Disease Prevention Through Diet & Nutrition
Here are three reasons why following a healthy diet is important:
1. to maintain health by preventing loss of muscle strength, bone mass, and vitamin deficiency states;
2. to prevent diseases such as heart attacks, strokes, obesity, osteoporosis, and certain cancers; and
3. to help control and/or treat chronic diseases and conditions such as high blood pressure, diabetes mellitus, sleep apnea, and celiac disease.
The body requires carbohydrates, fats, proteins, vitamins, and minerals to maintain healthy organs, bones, muscles, and nerves, and to produce hormones and chemicals that are necessary for the proper function of organs.
Vitamins and minerals are naturally occurring substances that are essential for the growth and function of the body. Vitamins and minerals are both necessary (in small amounts) for normal chemical reactions (metabolism) in the body.
Preventing and controlling diseases

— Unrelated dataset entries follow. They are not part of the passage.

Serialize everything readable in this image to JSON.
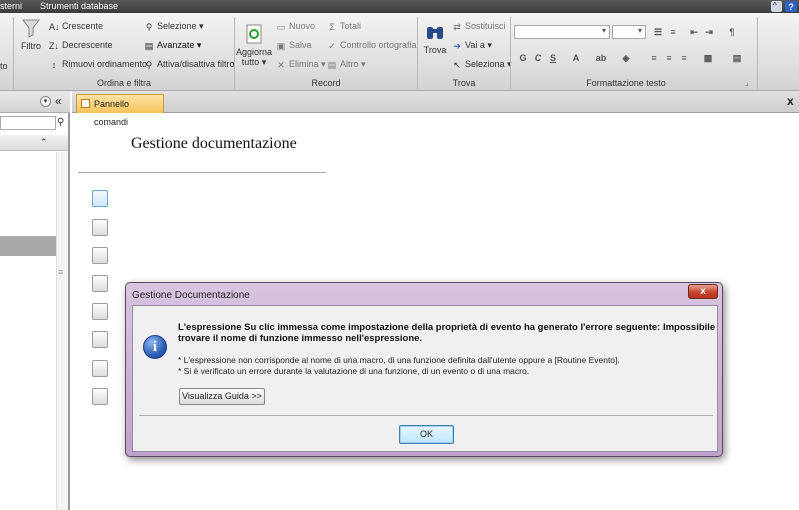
{
  "topbar": {
    "tab_external": "sterni",
    "tab_dbtools": "Strumenti database",
    "help_icon": "?"
  },
  "ribbon": {
    "filter_partial": "to",
    "filter": {
      "label": "Filtro"
    },
    "sort_filter": {
      "ascending": "Crescente",
      "descending": "Decrescente",
      "remove_sort": "Rimuovi ordinamento",
      "selection": "Selezione",
      "advanced": "Avanzate",
      "toggle_filter": "Attiva/disattiva filtro",
      "group_label": "Ordina e filtra"
    },
    "records": {
      "refresh_line1": "Aggiorna",
      "refresh_line2": "tutto",
      "new": "Nuovo",
      "save": "Salva",
      "delete": "Elimina",
      "totals": "Totali",
      "spelling": "Controllo ortografia",
      "more": "Altro",
      "group_label": "Record"
    },
    "find": {
      "find": "Trova",
      "replace": "Sostituisci",
      "goto": "Vai a",
      "select": "Seleziona",
      "group_label": "Trova"
    },
    "text_format": {
      "bold": "G",
      "italic": "C",
      "underline": "S",
      "group_label": "Formattazione testo"
    }
  },
  "nav_pane": {
    "collapse_icon": "«"
  },
  "document": {
    "tab_label": "Pannello comandi",
    "close": "x",
    "form_title": "Gestione documentazione",
    "button_count": 8
  },
  "dialog": {
    "title": "Gestione Documentazione",
    "close": "x",
    "message_main": "L'espressione Su clic immessa come impostazione della proprietà di evento ha generato l'errore seguente: Impossibile trovare il nome di funzione immesso nell'espressione.",
    "detail_1": "* L'espressione non corrisponde al nome di una macro, di una funzione definita dall'utente oppure a [Routine Evento].",
    "detail_2": "* Si è verificato un errore durante la valutazione di una funzione, di un evento o di una macro.",
    "help_button": "Visualizza Guida >>",
    "ok_button": "OK"
  },
  "colors": {
    "dialog_frame": "#bfa2cc",
    "tab_active": "#f7c45a",
    "info_icon": "#2d5eb8",
    "close_button": "#c2412a"
  }
}
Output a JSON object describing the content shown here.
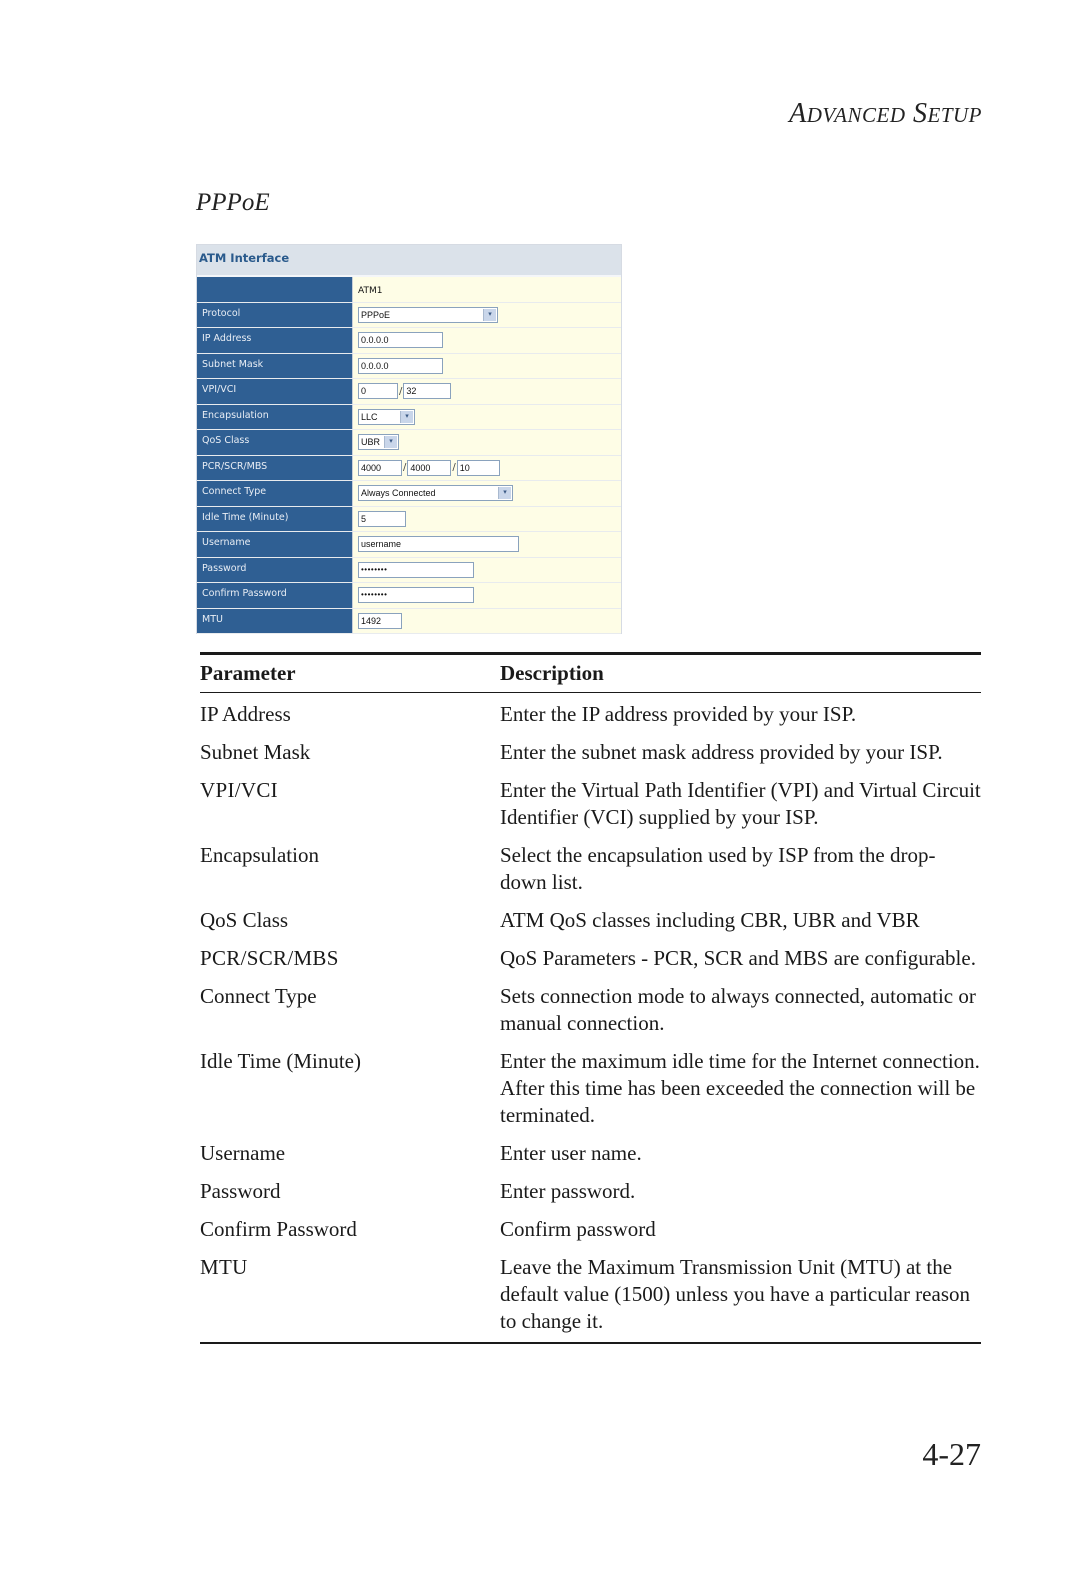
{
  "header": {
    "running_head_initial_1": "A",
    "running_head_rest_1": "DVANCED",
    "running_head_initial_2": "S",
    "running_head_rest_2": "ETUP"
  },
  "section_title": "PPPoE",
  "screenshot": {
    "panel_title": "ATM Interface",
    "interface_name": "ATM1",
    "fields": {
      "protocol": {
        "label": "Protocol",
        "value": "PPPoE"
      },
      "ip_address": {
        "label": "IP Address",
        "value": "0.0.0.0"
      },
      "subnet_mask": {
        "label": "Subnet Mask",
        "value": "0.0.0.0"
      },
      "vpi_vci": {
        "label": "VPI/VCI",
        "vpi": "0",
        "vci": "32",
        "separator": "/"
      },
      "encapsulation": {
        "label": "Encapsulation",
        "value": "LLC"
      },
      "qos_class": {
        "label": "QoS Class",
        "value": "UBR"
      },
      "pcr_scr_mbs": {
        "label": "PCR/SCR/MBS",
        "pcr": "4000",
        "scr": "4000",
        "mbs": "10",
        "separator": "/"
      },
      "connect_type": {
        "label": "Connect Type",
        "value": "Always Connected"
      },
      "idle_time": {
        "label": "Idle Time (Minute)",
        "value": "5"
      },
      "username": {
        "label": "Username",
        "value": "username"
      },
      "password": {
        "label": "Password",
        "value": "••••••••"
      },
      "confirm_password": {
        "label": "Confirm Password",
        "value": "••••••••"
      },
      "mtu": {
        "label": "MTU",
        "value": "1492"
      }
    },
    "dropdown_arrow": "▾"
  },
  "table": {
    "headers": {
      "parameter": "Parameter",
      "description": "Description"
    },
    "rows": [
      {
        "parameter": "IP Address",
        "description": "Enter the IP address provided by your ISP."
      },
      {
        "parameter": "Subnet Mask",
        "description": "Enter the subnet mask address provided by your ISP."
      },
      {
        "parameter": "VPI/VCI",
        "description": "Enter the Virtual Path Identifier (VPI) and Virtual Circuit Identifier (VCI) supplied by your ISP."
      },
      {
        "parameter": "Encapsulation",
        "description": "Select the encapsulation used by ISP from the drop-down list."
      },
      {
        "parameter": "QoS Class",
        "description": "ATM QoS classes including CBR, UBR and VBR"
      },
      {
        "parameter": "PCR/SCR/MBS",
        "description": "QoS Parameters - PCR, SCR and MBS are configurable."
      },
      {
        "parameter": "Connect Type",
        "description": "Sets connection mode to always connected, automatic or manual connection."
      },
      {
        "parameter": "Idle Time (Minute)",
        "description": "Enter the maximum idle time for the Internet connection. After this time has been exceeded the connection will be terminated."
      },
      {
        "parameter": "Username",
        "description": "Enter user name."
      },
      {
        "parameter": "Password",
        "description": "Enter password."
      },
      {
        "parameter": "Confirm Password",
        "description": "Confirm password"
      },
      {
        "parameter": "MTU",
        "description": "Leave the Maximum Transmission Unit (MTU) at the default value (1500) unless you have a particular reason to change it."
      }
    ]
  },
  "page_number": "4-27"
}
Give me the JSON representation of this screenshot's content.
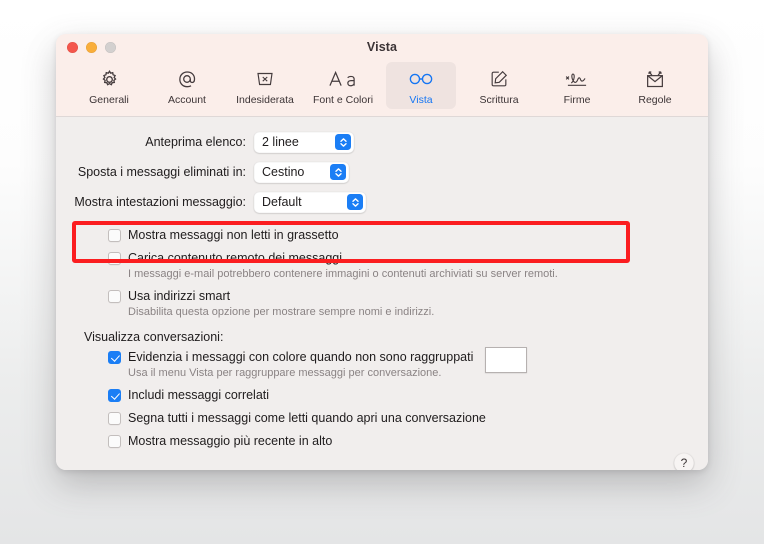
{
  "window": {
    "title": "Vista",
    "traffic_lights": [
      {
        "name": "close",
        "color": "#f4564c"
      },
      {
        "name": "minimize",
        "color": "#f9ae3b"
      },
      {
        "name": "zoom",
        "color": "#d3d0cf"
      }
    ]
  },
  "toolbar": {
    "tabs": [
      {
        "label": "Generali",
        "icon": "gear-icon",
        "selected": false
      },
      {
        "label": "Account",
        "icon": "at-sign-icon",
        "selected": false
      },
      {
        "label": "Indesiderata",
        "icon": "junk-bin-icon",
        "selected": false
      },
      {
        "label": "Font e Colori",
        "icon": "font-aa-icon",
        "selected": false
      },
      {
        "label": "Vista",
        "icon": "glasses-icon",
        "selected": true
      },
      {
        "label": "Scrittura",
        "icon": "compose-pencil-icon",
        "selected": false
      },
      {
        "label": "Firme",
        "icon": "signature-icon",
        "selected": false
      },
      {
        "label": "Regole",
        "icon": "rules-envelope-icon",
        "selected": false
      }
    ],
    "selected_color": "#1676f3"
  },
  "settings": {
    "popup_rows": [
      {
        "label": "Anteprima elenco:",
        "value": "2 linee",
        "label_width": 110,
        "popup_width": 100
      },
      {
        "label": "Sposta i messaggi eliminati in:",
        "value": "Cestino",
        "label_width": 185,
        "popup_width": 95
      },
      {
        "label": "Mostra intestazioni messaggio:",
        "value": "Default",
        "label_width": 192,
        "popup_width": 110
      }
    ],
    "checkboxes_top": [
      {
        "label": "Mostra messaggi non letti in grassetto",
        "checked": false,
        "sub": ""
      },
      {
        "label": "Carica contenuto remoto dei messaggi",
        "checked": false,
        "sub": "I messaggi e-mail potrebbero contenere immagini o contenuti archiviati su server remoti."
      },
      {
        "label": "Usa indirizzi smart",
        "checked": false,
        "sub": "Disabilita questa opzione per mostrare sempre nomi e indirizzi."
      }
    ],
    "conversations_label": "Visualizza conversazioni:",
    "checkboxes_conversations": [
      {
        "label": "Evidenzia i messaggi con colore quando non sono raggruppati",
        "checked": true,
        "sub": "Usa il menu Vista per raggruppare messaggi per conversazione.",
        "has_swatch": true
      },
      {
        "label": "Includi messaggi correlati",
        "checked": true,
        "sub": "",
        "has_swatch": false
      },
      {
        "label": "Segna tutti i messaggi come letti quando apri una conversazione",
        "checked": false,
        "sub": "",
        "has_swatch": false
      },
      {
        "label": "Mostra messaggio più recente in alto",
        "checked": false,
        "sub": "",
        "has_swatch": false
      }
    ],
    "help_label": "?"
  },
  "annotation": {
    "highlight_color": "#fb1d20",
    "target": "Carica contenuto remoto dei messaggi"
  }
}
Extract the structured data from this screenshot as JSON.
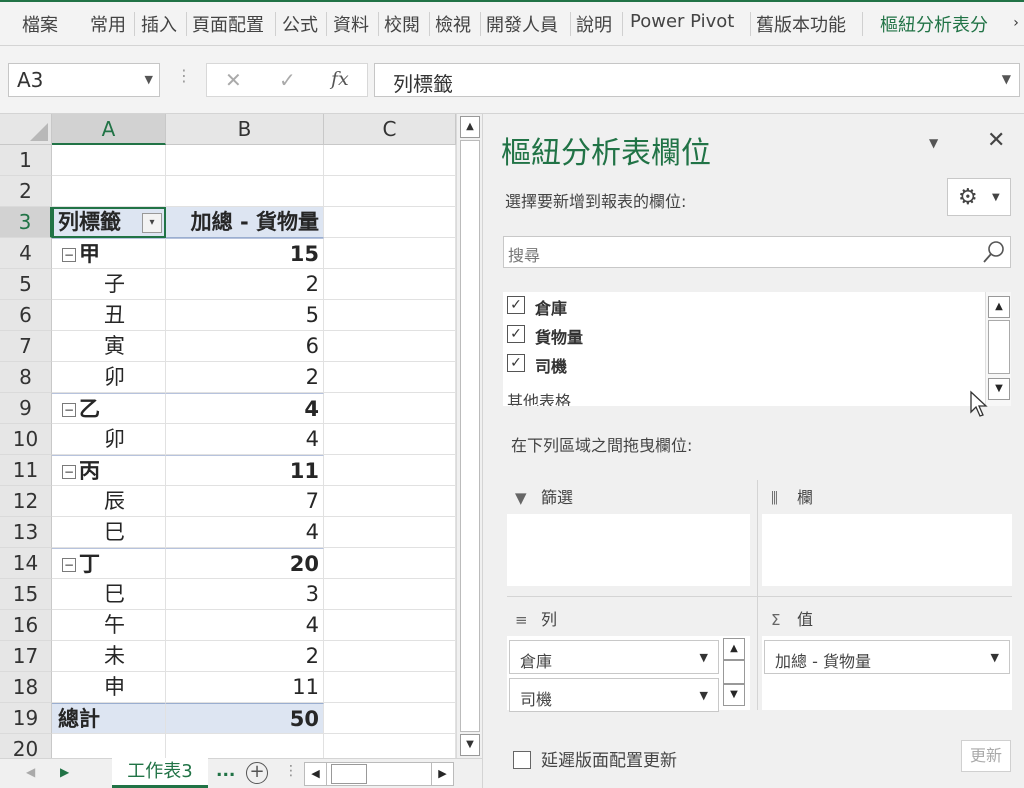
{
  "ribbon": {
    "tabs": [
      "檔案",
      "常用",
      "插入",
      "頁面配置",
      "公式",
      "資料",
      "校閱",
      "檢視",
      "開發人員",
      "說明",
      "Power Pivot",
      "舊版本功能",
      "樞紐分析表分"
    ],
    "accent": "#217346"
  },
  "formula_bar": {
    "name_box": "A3",
    "content": "列標籤",
    "fx": "fx"
  },
  "grid": {
    "columns": [
      "A",
      "B",
      "C"
    ],
    "rows": [
      "1",
      "2",
      "3",
      "4",
      "5",
      "6",
      "7",
      "8",
      "9",
      "10",
      "11",
      "12",
      "13",
      "14",
      "15",
      "16",
      "17",
      "18",
      "19",
      "20"
    ],
    "header_row": {
      "a": "列標籤",
      "b": "加總 - 貨物量"
    },
    "pivot_rows": [
      {
        "label": "甲",
        "value": "15",
        "type": "group"
      },
      {
        "label": "子",
        "value": "2",
        "type": "item"
      },
      {
        "label": "丑",
        "value": "5",
        "type": "item"
      },
      {
        "label": "寅",
        "value": "6",
        "type": "item"
      },
      {
        "label": "卯",
        "value": "2",
        "type": "item"
      },
      {
        "label": "乙",
        "value": "4",
        "type": "group"
      },
      {
        "label": "卯",
        "value": "4",
        "type": "item"
      },
      {
        "label": "丙",
        "value": "11",
        "type": "group"
      },
      {
        "label": "辰",
        "value": "7",
        "type": "item"
      },
      {
        "label": "巳",
        "value": "4",
        "type": "item"
      },
      {
        "label": "丁",
        "value": "20",
        "type": "group"
      },
      {
        "label": "巳",
        "value": "3",
        "type": "item"
      },
      {
        "label": "午",
        "value": "4",
        "type": "item"
      },
      {
        "label": "未",
        "value": "2",
        "type": "item"
      },
      {
        "label": "申",
        "value": "11",
        "type": "item"
      }
    ],
    "total_row": {
      "a": "總計",
      "b": "50"
    }
  },
  "sheet_tabs": {
    "active": "工作表3",
    "more": "..."
  },
  "pivot_pane": {
    "title": "樞紐分析表欄位",
    "choose_label": "選擇要新增到報表的欄位:",
    "search_placeholder": "搜尋",
    "fields": [
      {
        "label": "倉庫",
        "checked": true
      },
      {
        "label": "貨物量",
        "checked": true
      },
      {
        "label": "司機",
        "checked": true
      }
    ],
    "other_tables": "其他表格",
    "drag_label": "在下列區域之間拖曳欄位:",
    "areas": {
      "filters": "篩選",
      "columns": "欄",
      "rows": "列",
      "values": "值"
    },
    "row_fields": [
      "倉庫",
      "司機"
    ],
    "value_fields": [
      "加總 - 貨物量"
    ],
    "defer_label": "延遲版面配置更新",
    "update_button": "更新"
  }
}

Obesity and heart attacks are major public-health problems in many countries. Therefore, most dietary recommendations are aimed at preventing these two diseases. Obesity comes over time by eating more calories than the body burns. Obesity, in turn, can contribute to the development of many diseases such as heart disease, diabetes, sleep apnea, liver disease, arthritis, high blood pressure, gout, gallstones, and certain cancers.
To lose weight or maintain a healthy weight, it helps to eat more low-energy-dense foods. Low-energy-dense foods (such as vegetables and fruits) contain few calories per unit volume of food so that one can eat a large volume of it without taking in many calories. One should also eat less of the high-energy-dense foods such as fats, egg yolks, fried foods, sweets, and high-fat salad dressings. Foods with a high energy density also often have high cholesterol and saturated fat content. One should also eat less of those foods that provide calories but little other nutrients, such as alcohol and many packaged snack foods.
A healthy diet should:
• balance calories with physical activity to manage weight;
• consume more of certain foods and nutrients such as fruits, vegetables, whole grains, fat-free and low-fat dairy products;
• consume fewer foods with sodium (salt), saturated fats, trans fats, cholesterol, added sugars, and refined grains.
• Vitamins and mineral supplements are important both in preventing deficiency states as well as in preventing diseases. Most diseases resulting from vitamin deficiencies such as scurvy (vitamin C deficiency), night blindness (vitamin A deficiency), and beriberi (thiamine deficiency) occur mainly in third-world countries. Certain special populations can develop vitamin or mineral deficiencies, and thus require dietary.
• severely malnourished alcoholics can develop nerve damage from thiamine deficiency;
• individuals lacking sun exposure can develop bone disease from vitamin D deficiency;
• pernicious anemia is a condition associated with nerve damage, which can result from vitamin B12 deficiency; and • people with celiac sprue can also develop vitamin deficiencies, as well as iron deficiency.
For these special populations, vitamin supplements are important to prevent these deficiencies.
Vitamin supplements to prevent diseases
Vitamin supplements are used to prevent deficiencies and also to prevent diseases. Certain vitamin supplements (such as folic acid, vitamin B6, and B12) have been used to lower blood levels of homocysteine, which may help prevent heart attacks. Folic acid fortification in cereals and vitamin supplements has been found to decrease the risk of birth defects in the developing fetus in pregnant women.
Diets to control and/or treat diseases
Diets low in simple sugars are important in controlling blood glucose levels in people with diabetes mellitus. When the condition cannot be adequately controlled by diet alone, medications (sometimes including insulin) are required. Therapeutic lifestyle changes (TLC) are important treatments for high blood levels of cholesterol, especially the “bad” ( LDL) cholesterol. When TLC are not sufficient, then medications are usually indicated to lower blood lipid levels.